New pin and blocks on a fence on the Badminton course.
The development centres on a frangible pin on the the landing side of a fence - rather than on the front of the posts.
Frangible pins have been in use for some time, but some course designers and builders have been waiting for the development of these devices, "the idea being that when hit hard at the moment the rail may not break the pin often or quickly enough," Badminton organisers said.
Bristol University's Martin Herbert and colleagues, in research commissioned by British Eventing, came up with a new method of securing the rails that will enable the use of 'reverse pin' fences.
Herbert and colleague Tim Deans spent the 2008 season researching horse falls in eventing. They used sensors fixed to cross-country obstacles to see what happened when a horse struck a fence.
Herbert and a team from British Eventing joined course builders at Badminton at the end of last month to install the new devices.
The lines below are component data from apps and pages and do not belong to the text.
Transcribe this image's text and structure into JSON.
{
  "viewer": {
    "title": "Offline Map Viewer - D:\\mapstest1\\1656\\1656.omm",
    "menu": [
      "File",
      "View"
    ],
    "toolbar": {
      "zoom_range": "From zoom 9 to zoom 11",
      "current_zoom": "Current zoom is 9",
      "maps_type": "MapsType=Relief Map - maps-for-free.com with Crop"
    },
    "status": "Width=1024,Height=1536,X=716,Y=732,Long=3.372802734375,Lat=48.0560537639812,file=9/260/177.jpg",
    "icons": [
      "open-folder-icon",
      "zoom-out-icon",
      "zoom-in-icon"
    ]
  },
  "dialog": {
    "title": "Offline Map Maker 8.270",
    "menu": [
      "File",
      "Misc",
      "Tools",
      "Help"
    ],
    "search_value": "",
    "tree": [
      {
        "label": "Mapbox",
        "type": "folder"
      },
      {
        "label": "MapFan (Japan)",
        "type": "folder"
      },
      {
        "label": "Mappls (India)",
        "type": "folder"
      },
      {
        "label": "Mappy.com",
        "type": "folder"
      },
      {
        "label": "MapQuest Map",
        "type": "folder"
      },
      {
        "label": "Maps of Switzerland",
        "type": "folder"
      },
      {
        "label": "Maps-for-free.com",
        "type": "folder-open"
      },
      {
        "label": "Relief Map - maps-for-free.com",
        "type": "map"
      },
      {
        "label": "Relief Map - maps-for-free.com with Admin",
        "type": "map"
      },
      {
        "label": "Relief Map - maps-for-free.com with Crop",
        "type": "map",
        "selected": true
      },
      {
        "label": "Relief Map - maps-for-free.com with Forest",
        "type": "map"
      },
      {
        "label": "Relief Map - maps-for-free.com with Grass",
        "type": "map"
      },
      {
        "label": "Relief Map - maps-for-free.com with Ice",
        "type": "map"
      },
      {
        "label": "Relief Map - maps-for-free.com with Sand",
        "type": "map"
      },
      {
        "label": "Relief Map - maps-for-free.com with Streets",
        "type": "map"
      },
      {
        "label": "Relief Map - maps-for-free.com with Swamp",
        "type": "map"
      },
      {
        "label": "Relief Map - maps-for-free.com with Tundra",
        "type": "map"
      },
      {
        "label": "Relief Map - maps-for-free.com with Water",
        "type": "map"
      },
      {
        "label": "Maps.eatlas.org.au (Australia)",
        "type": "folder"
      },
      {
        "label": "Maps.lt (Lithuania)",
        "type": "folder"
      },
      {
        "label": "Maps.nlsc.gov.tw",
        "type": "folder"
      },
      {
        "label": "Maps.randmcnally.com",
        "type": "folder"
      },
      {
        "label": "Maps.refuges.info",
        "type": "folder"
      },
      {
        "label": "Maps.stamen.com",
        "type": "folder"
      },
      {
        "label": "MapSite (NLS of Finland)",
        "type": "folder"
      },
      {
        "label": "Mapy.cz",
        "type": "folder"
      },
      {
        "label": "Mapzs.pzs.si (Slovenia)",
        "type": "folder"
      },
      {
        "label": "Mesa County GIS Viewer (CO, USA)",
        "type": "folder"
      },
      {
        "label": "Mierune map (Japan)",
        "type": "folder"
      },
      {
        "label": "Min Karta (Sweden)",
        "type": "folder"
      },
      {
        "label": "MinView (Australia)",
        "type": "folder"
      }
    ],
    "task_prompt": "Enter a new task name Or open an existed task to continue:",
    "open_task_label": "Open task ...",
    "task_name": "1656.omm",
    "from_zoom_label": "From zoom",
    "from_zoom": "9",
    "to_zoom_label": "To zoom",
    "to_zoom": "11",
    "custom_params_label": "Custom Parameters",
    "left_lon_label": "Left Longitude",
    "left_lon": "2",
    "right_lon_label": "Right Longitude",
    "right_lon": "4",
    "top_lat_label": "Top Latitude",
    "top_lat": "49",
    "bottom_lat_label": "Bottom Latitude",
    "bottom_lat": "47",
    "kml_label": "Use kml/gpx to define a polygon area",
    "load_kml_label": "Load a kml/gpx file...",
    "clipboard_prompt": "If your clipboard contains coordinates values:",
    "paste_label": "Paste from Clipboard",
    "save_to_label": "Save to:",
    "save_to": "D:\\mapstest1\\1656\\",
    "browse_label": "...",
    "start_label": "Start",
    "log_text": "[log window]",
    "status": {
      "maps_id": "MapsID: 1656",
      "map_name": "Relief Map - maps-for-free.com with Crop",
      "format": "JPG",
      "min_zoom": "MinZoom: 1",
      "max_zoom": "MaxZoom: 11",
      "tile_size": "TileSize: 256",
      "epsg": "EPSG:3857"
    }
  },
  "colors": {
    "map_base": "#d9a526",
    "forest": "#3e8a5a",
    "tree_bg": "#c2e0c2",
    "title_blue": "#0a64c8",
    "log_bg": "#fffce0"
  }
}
"It is good to be at the forefront of developments in the management of the risks involved in our sport," Badminton organisers said.